━━━━━ RECORDS FOR THIS TASK ━━━━━
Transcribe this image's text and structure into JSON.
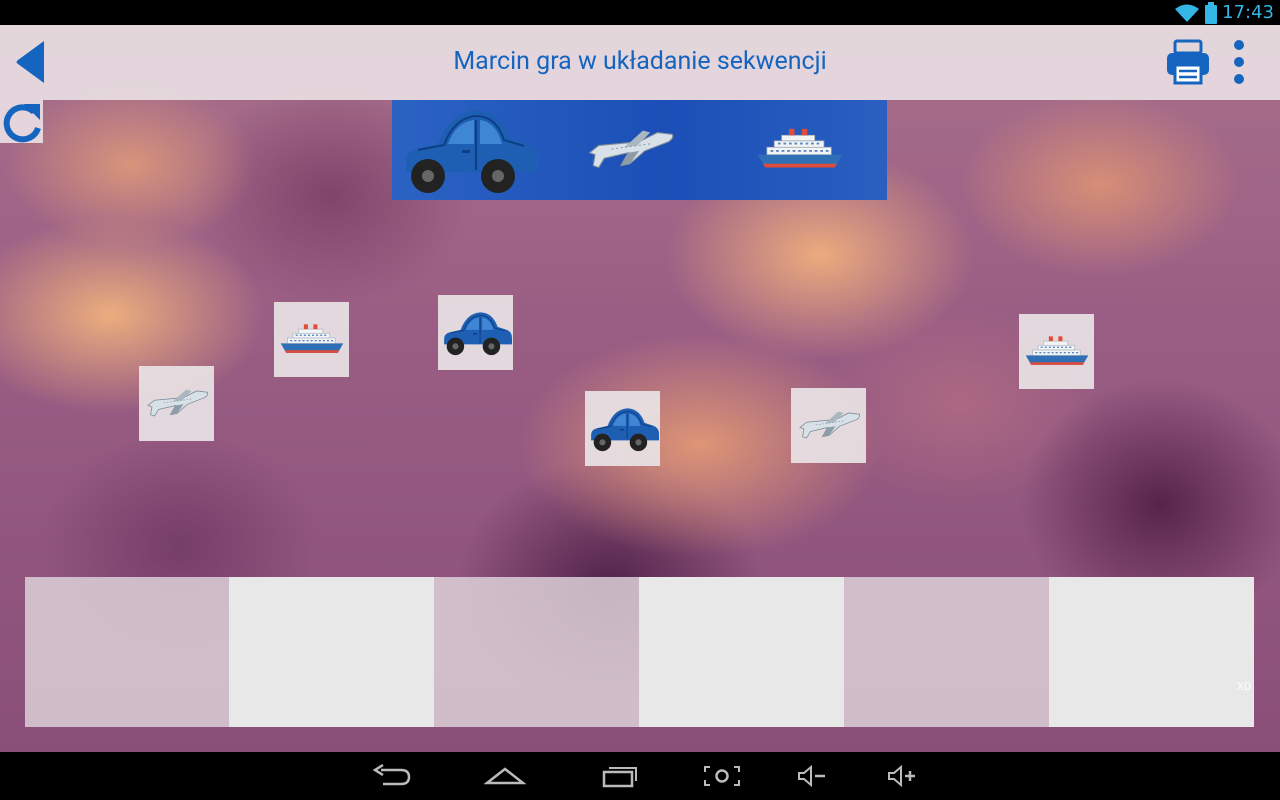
{
  "status_bar": {
    "time": "17:43",
    "icons": [
      "wifi-icon",
      "battery-icon"
    ]
  },
  "header": {
    "title": "Marcin gra w układanie sekwencji",
    "actions": [
      "back-icon",
      "print-icon",
      "overflow-menu-icon"
    ]
  },
  "refresh": {
    "icon": "refresh-icon"
  },
  "sequence": {
    "items": [
      "car-icon",
      "airplane-icon",
      "ship-icon"
    ]
  },
  "tiles": [
    {
      "icon": "airplane-icon"
    },
    {
      "icon": "ship-icon"
    },
    {
      "icon": "car-icon"
    },
    {
      "icon": "car-icon"
    },
    {
      "icon": "airplane-icon"
    },
    {
      "icon": "ship-icon"
    }
  ],
  "drop_slots": {
    "count": 6
  },
  "corner_label": "XD",
  "nav_bar": {
    "buttons": [
      "back-nav-icon",
      "home-icon",
      "recent-apps-icon",
      "screenshot-icon",
      "volume-down-icon",
      "volume-up-icon"
    ]
  },
  "colors": {
    "accent": "#1565c0",
    "sequence_bg": "#1f55b9",
    "status_time": "#33b5e5"
  }
}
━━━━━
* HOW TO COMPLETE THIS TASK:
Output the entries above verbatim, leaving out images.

* EXERCISE SOLUTION:
Transcribe this image's text and structure into JSON.
{
  "status_bar": {
    "time": "17:43",
    "icons": [
      "wifi-icon",
      "battery-icon"
    ]
  },
  "header": {
    "title": "Marcin gra w układanie sekwencji",
    "actions": [
      "back-icon",
      "print-icon",
      "overflow-menu-icon"
    ]
  },
  "refresh": {
    "icon": "refresh-icon"
  },
  "sequence": {
    "items": [
      "car-icon",
      "airplane-icon",
      "ship-icon"
    ]
  },
  "tiles": [
    {
      "icon": "airplane-icon"
    },
    {
      "icon": "ship-icon"
    },
    {
      "icon": "car-icon"
    },
    {
      "icon": "car-icon"
    },
    {
      "icon": "airplane-icon"
    },
    {
      "icon": "ship-icon"
    }
  ],
  "drop_slots": {
    "count": 6
  },
  "corner_label": "XD",
  "nav_bar": {
    "buttons": [
      "back-nav-icon",
      "home-icon",
      "recent-apps-icon",
      "screenshot-icon",
      "volume-down-icon",
      "volume-up-icon"
    ]
  },
  "colors": {
    "accent": "#1565c0",
    "sequence_bg": "#1f55b9",
    "status_time": "#33b5e5"
  }
}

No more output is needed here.